|Release Date: 04-07-2009|
|Allowed Countries (hover)|
|Publisher: Random House Publishing Group|
This eBook download is available in the following formats:
|Parent title||The Song Is You|
The Song Is You
Julian Donahue's generation were the pioneers of portable headphone music, and he began carrying with him everywhere the soundtrack to his days when he was fifteen. When he was twenty-three and new to the city, he roamed the Brooklyn Heights Promenade, claimed it as his discovery, colonized it with his hours and his Walkman. He fell in love with Manhattan's skyline, like a first-time brothel guest falling for a seasoned professional. He mused over her reflections in the black East River at dusk, dawn, or darkest night, and each haloed light-in a tower or strung along the jeweled and sprawling spider legs of the Brooklyn Bridge's spans-hinted at some meaning, which could be understood only when made audible by music and encoded in lyrics. Play on, Walkman, on, rewind and give me excess of it.

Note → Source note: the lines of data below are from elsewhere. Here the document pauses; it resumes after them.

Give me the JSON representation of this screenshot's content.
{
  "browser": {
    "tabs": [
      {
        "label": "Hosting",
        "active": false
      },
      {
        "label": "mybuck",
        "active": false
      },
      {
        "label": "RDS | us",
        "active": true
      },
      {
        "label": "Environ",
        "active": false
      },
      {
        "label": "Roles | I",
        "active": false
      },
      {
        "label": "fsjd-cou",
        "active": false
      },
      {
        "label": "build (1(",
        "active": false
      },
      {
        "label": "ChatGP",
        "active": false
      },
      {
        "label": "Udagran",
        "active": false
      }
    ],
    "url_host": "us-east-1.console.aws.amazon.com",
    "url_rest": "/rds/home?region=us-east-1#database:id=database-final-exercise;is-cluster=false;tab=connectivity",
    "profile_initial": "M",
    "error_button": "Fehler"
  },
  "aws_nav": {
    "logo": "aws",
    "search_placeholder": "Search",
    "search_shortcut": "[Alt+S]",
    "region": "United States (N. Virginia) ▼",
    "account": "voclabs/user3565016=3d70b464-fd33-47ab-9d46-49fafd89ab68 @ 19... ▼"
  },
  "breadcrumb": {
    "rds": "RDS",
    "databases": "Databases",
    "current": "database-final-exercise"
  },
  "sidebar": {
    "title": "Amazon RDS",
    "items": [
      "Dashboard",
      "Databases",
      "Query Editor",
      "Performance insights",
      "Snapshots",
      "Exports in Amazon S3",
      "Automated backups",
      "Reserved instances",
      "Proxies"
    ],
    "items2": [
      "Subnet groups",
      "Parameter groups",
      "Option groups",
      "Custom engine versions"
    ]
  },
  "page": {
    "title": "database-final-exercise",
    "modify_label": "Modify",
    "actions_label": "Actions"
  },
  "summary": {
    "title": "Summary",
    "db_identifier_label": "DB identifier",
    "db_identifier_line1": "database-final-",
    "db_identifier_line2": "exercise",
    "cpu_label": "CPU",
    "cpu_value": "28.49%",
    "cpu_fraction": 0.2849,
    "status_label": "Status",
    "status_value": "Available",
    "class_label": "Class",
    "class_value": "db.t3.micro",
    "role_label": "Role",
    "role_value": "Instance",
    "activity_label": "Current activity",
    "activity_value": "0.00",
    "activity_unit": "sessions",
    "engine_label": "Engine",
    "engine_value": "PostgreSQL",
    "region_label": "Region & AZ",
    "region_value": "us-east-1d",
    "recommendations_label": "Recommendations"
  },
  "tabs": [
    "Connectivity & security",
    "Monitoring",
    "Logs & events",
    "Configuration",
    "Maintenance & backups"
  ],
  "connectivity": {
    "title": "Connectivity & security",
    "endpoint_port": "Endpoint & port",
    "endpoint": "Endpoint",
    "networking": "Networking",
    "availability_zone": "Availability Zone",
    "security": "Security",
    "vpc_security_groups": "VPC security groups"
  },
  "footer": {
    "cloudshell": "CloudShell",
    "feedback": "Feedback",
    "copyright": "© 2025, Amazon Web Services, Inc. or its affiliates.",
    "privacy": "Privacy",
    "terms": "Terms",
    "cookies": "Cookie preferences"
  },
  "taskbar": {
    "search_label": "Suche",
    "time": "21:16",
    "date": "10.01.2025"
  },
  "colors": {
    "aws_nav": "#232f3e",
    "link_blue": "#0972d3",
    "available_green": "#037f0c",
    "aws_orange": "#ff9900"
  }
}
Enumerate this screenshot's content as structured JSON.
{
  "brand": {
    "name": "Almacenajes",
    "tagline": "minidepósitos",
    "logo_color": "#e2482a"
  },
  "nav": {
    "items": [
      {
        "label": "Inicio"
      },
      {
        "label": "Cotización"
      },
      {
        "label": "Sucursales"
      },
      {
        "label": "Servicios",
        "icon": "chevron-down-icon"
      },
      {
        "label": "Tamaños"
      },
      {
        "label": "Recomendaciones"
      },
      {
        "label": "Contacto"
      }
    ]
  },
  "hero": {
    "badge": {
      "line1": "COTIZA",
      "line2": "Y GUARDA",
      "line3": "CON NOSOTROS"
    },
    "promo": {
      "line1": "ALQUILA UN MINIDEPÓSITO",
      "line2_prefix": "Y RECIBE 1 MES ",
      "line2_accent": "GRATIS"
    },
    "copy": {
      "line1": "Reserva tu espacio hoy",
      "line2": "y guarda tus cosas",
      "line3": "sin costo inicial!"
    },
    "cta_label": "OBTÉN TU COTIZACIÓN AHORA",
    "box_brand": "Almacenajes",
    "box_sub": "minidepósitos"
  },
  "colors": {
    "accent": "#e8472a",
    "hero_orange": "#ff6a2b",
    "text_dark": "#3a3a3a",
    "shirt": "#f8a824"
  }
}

Late in the evening of the day he completed his first job directing a television commercial, Julian sat in the fall air and listened to Dean Villerman on his Walkman, stared at Manhattan, and inhaled as if he'd just surfaced from a deep dive, and he had the sensation that he might never be so happy again as long as he lived. This quake of joy, inspiring and crippling, was longing, but longing for what? True love? A wife? Wealth? Music was not so specific as that. "Love" was in most of these potent songs, of course, but they-the music, the light, the season-implied more than this, because, treacherously, Julian was swelling only with longing for longing. He felt his nerves open and turn to the world like sunflowers on the beat, but this desire could not achieve release; his body strained forward, but independent of any goal, though he did not know it f